DATA LISTING section start

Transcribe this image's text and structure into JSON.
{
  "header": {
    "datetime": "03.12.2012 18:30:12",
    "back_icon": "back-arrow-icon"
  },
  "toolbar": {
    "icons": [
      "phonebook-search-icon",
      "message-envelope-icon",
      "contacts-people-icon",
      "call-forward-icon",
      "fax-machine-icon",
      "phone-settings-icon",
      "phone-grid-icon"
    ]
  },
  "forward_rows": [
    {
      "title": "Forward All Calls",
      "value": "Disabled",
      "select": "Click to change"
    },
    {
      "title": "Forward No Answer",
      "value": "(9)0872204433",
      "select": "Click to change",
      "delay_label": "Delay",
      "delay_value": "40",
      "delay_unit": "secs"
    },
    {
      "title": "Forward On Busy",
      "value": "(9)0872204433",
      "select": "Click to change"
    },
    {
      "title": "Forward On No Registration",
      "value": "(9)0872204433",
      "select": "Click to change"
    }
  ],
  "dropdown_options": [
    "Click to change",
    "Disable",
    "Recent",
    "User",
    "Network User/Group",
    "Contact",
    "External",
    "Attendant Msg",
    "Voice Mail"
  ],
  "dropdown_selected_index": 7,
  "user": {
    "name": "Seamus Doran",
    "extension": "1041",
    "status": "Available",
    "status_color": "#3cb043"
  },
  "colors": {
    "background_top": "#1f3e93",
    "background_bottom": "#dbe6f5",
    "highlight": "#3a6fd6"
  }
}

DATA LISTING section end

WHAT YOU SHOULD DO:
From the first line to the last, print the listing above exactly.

WRITTEN ANSWER:
Transcribe this image's text and structure into JSON.
{
  "header": {
    "datetime": "03.12.2012 18:30:12",
    "back_icon": "back-arrow-icon"
  },
  "toolbar": {
    "icons": [
      "phonebook-search-icon",
      "message-envelope-icon",
      "contacts-people-icon",
      "call-forward-icon",
      "fax-machine-icon",
      "phone-settings-icon",
      "phone-grid-icon"
    ]
  },
  "forward_rows": [
    {
      "title": "Forward All Calls",
      "value": "Disabled",
      "select": "Click to change"
    },
    {
      "title": "Forward No Answer",
      "value": "(9)0872204433",
      "select": "Click to change",
      "delay_label": "Delay",
      "delay_value": "40",
      "delay_unit": "secs"
    },
    {
      "title": "Forward On Busy",
      "value": "(9)0872204433",
      "select": "Click to change"
    },
    {
      "title": "Forward On No Registration",
      "value": "(9)0872204433",
      "select": "Click to change"
    }
  ],
  "dropdown_options": [
    "Click to change",
    "Disable",
    "Recent",
    "User",
    "Network User/Group",
    "Contact",
    "External",
    "Attendant Msg",
    "Voice Mail"
  ],
  "dropdown_selected_index": 7,
  "user": {
    "name": "Seamus Doran",
    "extension": "1041",
    "status": "Available",
    "status_color": "#3cb043"
  },
  "colors": {
    "background_top": "#1f3e93",
    "background_bottom": "#dbe6f5",
    "highlight": "#3a6fd6"
  }
}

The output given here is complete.